Fungi Overview of Fungal Infections Fungi are neither plants nor animals. They were once thought to be plants but are now classified as their own kingdom. Some fungi cause infections in people. Because fungal spores are often... read more usually make their homes in moist areas of the body where skin surfaces meet: between the toes, in the genital area, and under the breasts. Common fungal skin infections are caused by yeasts (such as Candida Candidiasis (Yeast Infection) Candidiasis is infection with the yeast Candida. Candidiasis tends to occur in moist areas of the skin. Candidiasis may cause rashes, scaling, itching, and swelling. Doctors examine the affected... read more or Malassezia furfur Tinea Versicolor Tinea versicolor is a fungal infection of the topmost layer of the skin causing scaly, discolored patches. This infection is caused by a type of fungus. Typically, people have scaly patches... read more ) or dermatophytes Overview of Dermatophytoses (Ringworm, Tinea) Dermatophytoses are fungal infections of the skin and nails caused by several different fungi and classified by the location on the body. Dermatophyte infections are also called ringworm or... read more , such as Epidermophyton, Microsporum, and Trichophyton. Many such fungi live only in the topmost layer of the epidermis (stratum corneum) and do not penetrate deeper. Obese people are more likely to get these infections because they have excessive skinfolds, especially if the skin within a skinfold becomes irritated and broken down (intertrigo Intertrigo Intertrigo is irritation and breakdown of skin (maceration) in areas where two skin surfaces rub together. Sometimes bacterial or yeast infections develop. The diagnosis is based on the location... read more ). People with diabetes Diabetes Mellitus (DM) Diabetes mellitus is a disorder in which the body does not produce enough or respond normally to insulin, causing blood sugar (glucose) levels to be abnormally high. Urination and thirst are... read more tend to be more susceptible to fungal infections as well.

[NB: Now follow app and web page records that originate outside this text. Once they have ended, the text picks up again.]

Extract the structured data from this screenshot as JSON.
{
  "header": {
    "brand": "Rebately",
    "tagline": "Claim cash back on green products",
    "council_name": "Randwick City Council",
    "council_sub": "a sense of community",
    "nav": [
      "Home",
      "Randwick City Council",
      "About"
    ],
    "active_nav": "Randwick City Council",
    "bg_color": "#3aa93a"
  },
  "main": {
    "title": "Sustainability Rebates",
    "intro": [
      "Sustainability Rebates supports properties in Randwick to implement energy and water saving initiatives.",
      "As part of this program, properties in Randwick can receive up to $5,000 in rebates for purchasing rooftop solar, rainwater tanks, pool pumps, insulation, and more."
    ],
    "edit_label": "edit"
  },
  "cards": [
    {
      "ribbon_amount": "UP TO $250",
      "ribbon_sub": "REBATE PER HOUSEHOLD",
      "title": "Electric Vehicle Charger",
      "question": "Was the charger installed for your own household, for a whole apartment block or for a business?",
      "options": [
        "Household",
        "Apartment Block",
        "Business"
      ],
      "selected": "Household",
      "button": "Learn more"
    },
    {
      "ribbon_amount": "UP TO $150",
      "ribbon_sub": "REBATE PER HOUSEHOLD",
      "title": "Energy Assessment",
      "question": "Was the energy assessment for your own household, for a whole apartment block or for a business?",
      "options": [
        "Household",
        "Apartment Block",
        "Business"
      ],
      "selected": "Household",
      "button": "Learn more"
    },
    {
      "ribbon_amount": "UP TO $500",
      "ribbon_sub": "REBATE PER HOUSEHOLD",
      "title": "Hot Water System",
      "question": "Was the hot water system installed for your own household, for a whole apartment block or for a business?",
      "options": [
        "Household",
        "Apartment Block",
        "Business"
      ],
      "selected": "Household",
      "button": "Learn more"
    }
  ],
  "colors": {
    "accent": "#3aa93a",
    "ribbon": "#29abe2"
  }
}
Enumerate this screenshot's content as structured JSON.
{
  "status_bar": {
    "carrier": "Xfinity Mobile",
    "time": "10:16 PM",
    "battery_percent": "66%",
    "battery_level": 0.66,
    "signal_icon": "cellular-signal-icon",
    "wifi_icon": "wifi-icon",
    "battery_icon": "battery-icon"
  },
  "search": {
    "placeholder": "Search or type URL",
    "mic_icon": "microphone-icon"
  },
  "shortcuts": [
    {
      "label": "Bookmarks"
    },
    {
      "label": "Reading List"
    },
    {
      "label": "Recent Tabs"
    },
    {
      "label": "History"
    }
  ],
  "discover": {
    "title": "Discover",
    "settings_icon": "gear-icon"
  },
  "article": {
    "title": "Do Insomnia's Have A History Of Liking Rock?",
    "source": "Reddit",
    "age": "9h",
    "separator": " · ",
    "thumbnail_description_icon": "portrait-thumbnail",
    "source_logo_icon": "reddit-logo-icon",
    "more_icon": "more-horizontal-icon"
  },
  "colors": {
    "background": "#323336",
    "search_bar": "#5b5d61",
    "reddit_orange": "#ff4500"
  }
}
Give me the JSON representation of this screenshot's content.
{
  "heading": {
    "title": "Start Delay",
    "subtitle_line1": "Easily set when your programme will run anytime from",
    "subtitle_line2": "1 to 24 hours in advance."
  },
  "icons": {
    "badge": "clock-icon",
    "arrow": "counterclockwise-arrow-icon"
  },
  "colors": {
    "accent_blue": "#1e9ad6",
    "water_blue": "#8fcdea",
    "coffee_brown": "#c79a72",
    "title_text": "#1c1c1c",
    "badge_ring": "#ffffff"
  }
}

Strangely, fungal infections on one part of the body can cause rashes on other parts of the body that are not infected. For example, a fungal infection on the foot may cause an itchy, bumpy rash on the fingers. These eruptions (dermatophytids Dermatophytid Reaction A dermatophytid reaction is the body's reaction to a dermatophyte (fungal) infection and is a skin eruption that appears on an area of the body that is not the area where the infection first... read more , or identity or id reactions) are allergic reactions to the fungus. They do not result from touching the infected area.
Doctors may suspect a fungal infection when they see a red, irritated, or scaly rash in one of the commonly affected areas.
They can usually confirm the diagnosis of a fungal skin infection by scraping Scrapings Doctors can identify many skin disorders simply by looking at the skin. A full skin examination includes examination of the scalp, nails, and mucous membranes. Sometimes the doctor uses a hand-held... read more off a small amount of skin and having it examined under a microscope or placed in a culture medium Culture Doctors can identify many skin disorders simply by looking at the skin. A full skin examination includes examination of the scalp, nails, and mucous membranes. Sometimes the doctor uses a hand-held... read more where the specific fungus can grow and be identified.
Fungal infections are typically treated with antifungal drugs, usually with antifungal drugs that are applied directly to the affected area (called topical drugs). Topical drugs may include creams, gels, lotions, solutions, or shampoos. Antifungal drugs may also be taken by mouth.
In addition to drugs, people may use measures to keep the affected areas dry, such as applying powders or wearing open-toed shoes.
For some infections, doctors give corticosteroids to relieve inflammation and itching.